I experienced no major set up or installation issues with the DoorCam. It includes an Allen wrench for adjusting and sliding the bracket away from the DoorCam unit so it fits tightly on the top of your door.
The embedded PIR sensor on the camera detects infrared light from objects in its field of view, records 20-second video clips, and pushes notifications to your smartphone with an audio chime. You can use the app to activate the DoorCam’s speaker and microphone so you can talk to your visitor.
I was extremely impressed with the overall capability of the DoorCam. I did not experience significant false alerts and the audio fidelity of conversations was clear. Because the camera is mounted at the top of the door, the video footage does have a bit of a fisheye look to it (exacerbated further if you have a high home or office door), but the video quality was extremely sharp. The DoorCam’s night vision capability makes it useful as an after-hours security camera device, and it sufficiently brightens up video images without outside lightning turned on.
Remo+ also offers a conventional Ring-like doorbell called the Remobell, but the $199 MSRP DoorCam stands out as a solution for those who don’t want to deal with the headache of replacing their doorbell. It’s a completely wireless and weatherproof solution (Remo+ claims that the 3 D-cell batteries will last up to 12 months) and it has the added advantage of being easily removed and placed on another door if so desired. I highly recommend it.
iHEARtest is an excellent solution for testing hearing loss at home
Several months ago, I wrote glowingly of Eargo, a high-quality and affordable over-the-counter hearing aid that is disrupting the $20 billion hearing health market. Eargo is aimed at helping consumers with low to moderate hearing loss.
This begs the question, how does a person know if they have a moderate hearing loss problem? Low or moderate hearing loss is often extremely subtle and not easily detectable. iHEARtest offers a low-cost alternative to visiting an audiologist if you suspect that you might have minor hearing loss.

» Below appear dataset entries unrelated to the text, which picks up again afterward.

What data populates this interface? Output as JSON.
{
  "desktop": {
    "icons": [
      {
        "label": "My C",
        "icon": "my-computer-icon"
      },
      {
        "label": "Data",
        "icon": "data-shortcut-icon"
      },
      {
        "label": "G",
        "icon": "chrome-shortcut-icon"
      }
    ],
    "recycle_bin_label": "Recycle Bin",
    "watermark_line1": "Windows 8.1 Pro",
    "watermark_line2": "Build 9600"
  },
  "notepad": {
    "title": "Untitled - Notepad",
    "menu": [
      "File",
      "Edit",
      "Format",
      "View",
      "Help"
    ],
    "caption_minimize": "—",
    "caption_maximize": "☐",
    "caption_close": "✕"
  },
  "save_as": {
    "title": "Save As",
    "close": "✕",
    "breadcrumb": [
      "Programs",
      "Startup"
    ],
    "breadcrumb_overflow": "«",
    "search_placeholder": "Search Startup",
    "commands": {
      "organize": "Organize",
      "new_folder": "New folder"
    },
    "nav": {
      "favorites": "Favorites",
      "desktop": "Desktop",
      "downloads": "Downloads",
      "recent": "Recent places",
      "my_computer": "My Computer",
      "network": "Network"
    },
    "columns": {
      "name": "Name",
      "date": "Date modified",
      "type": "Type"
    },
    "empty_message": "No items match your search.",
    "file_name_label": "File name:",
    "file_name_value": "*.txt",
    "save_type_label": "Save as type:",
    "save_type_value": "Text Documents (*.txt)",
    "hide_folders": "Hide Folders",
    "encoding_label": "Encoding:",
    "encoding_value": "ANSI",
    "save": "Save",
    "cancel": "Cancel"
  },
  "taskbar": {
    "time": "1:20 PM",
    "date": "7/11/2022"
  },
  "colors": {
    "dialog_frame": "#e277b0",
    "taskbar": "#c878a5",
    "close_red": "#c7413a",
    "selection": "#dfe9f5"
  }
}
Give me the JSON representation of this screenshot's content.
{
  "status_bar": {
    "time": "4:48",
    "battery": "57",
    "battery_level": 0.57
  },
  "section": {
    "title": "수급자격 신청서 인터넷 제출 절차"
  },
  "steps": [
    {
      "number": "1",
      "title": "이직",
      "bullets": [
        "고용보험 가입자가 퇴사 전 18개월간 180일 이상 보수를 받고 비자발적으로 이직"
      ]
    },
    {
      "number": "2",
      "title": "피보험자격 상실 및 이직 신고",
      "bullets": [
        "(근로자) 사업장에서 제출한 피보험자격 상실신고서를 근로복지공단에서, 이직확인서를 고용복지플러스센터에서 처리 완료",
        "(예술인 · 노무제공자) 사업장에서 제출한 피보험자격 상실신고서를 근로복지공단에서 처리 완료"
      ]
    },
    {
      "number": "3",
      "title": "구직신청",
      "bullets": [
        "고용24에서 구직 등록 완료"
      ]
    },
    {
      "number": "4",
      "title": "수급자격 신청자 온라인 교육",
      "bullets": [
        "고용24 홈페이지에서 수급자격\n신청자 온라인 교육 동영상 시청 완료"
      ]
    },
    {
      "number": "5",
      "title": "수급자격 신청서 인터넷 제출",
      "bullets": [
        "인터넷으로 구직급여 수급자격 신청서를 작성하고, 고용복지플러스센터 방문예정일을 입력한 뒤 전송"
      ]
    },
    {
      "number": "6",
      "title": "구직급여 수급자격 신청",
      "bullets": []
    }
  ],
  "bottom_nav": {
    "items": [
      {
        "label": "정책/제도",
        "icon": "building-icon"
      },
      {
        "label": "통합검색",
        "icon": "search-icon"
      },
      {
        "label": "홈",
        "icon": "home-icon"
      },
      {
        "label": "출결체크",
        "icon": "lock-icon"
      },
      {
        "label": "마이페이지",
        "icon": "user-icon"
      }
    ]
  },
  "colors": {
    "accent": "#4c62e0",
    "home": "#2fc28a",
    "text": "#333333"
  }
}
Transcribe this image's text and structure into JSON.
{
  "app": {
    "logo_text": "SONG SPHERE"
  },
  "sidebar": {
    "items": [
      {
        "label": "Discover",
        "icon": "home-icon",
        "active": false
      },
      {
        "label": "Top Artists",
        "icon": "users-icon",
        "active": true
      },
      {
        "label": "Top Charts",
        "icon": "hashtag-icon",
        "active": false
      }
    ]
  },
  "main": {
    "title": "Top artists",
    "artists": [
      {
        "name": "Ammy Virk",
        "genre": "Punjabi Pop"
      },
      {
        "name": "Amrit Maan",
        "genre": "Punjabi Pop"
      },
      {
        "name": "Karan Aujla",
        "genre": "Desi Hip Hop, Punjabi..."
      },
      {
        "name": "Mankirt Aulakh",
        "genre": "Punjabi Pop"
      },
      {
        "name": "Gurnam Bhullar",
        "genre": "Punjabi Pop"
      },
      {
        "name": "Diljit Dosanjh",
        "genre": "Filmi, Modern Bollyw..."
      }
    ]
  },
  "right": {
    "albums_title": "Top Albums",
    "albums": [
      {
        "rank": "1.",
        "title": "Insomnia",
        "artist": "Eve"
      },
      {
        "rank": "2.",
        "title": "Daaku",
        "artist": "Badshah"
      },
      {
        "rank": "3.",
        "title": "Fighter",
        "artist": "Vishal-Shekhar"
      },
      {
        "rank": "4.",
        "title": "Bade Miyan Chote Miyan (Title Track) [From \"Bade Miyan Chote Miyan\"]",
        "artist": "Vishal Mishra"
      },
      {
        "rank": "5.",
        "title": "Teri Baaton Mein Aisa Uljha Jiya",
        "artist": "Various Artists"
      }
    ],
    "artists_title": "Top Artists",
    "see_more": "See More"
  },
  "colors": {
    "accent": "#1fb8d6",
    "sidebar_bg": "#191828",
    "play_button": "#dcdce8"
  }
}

This small home testing device connects to your computer via USB, and using wired earbuds, performs a series of audio tests to determine if you suffer from hearing loss and could benefit from a hearing aid. The solution comes with multiple ear tips for the earbuds to fit snugly in virtually any size of ear. iHEARtest actively monitors for ambient room noise to certify measurement accuracy and it will “pause” iHEARtest when noise level interferes. The earbuds are calibrated for accurate assessment and the test automatically recalibrates itself for continuous precision. The $69 MSRP includes five credits—enough for five users or a few repeated screenings.
I found iHEARtest easy to use. After testing, the software generates a very easy to understand “score” for each ear, ranging from a 5 (good hearing ability) to 1 (profound poor hearing ability).
Products like this don’t mean that you’ll never have to visit an audiologist again, but it is a helpful solution that will help you and your family monitor hearing ability over periods of time, when you suspect that a hearing loss problem might be developing. The product is FDA-cleared and its testing algorithms adhere to World Health Organization guidelines.
All these “smart” products are excellent gifts for the entire family. As we’re just days away from Black Friday and Cyber Monday, many (if not all) of these products may be heavily promoted or discounted—do some online investigating before you buy anything. In fact, if you’re a Chrome browser user, I encourage you to download the Honey extension that automatically detects the best online promos on popular items when you’re shopping in cyberspace. Honey has saved me a bundle over the past few holiday shopping seasons. Happy holidays!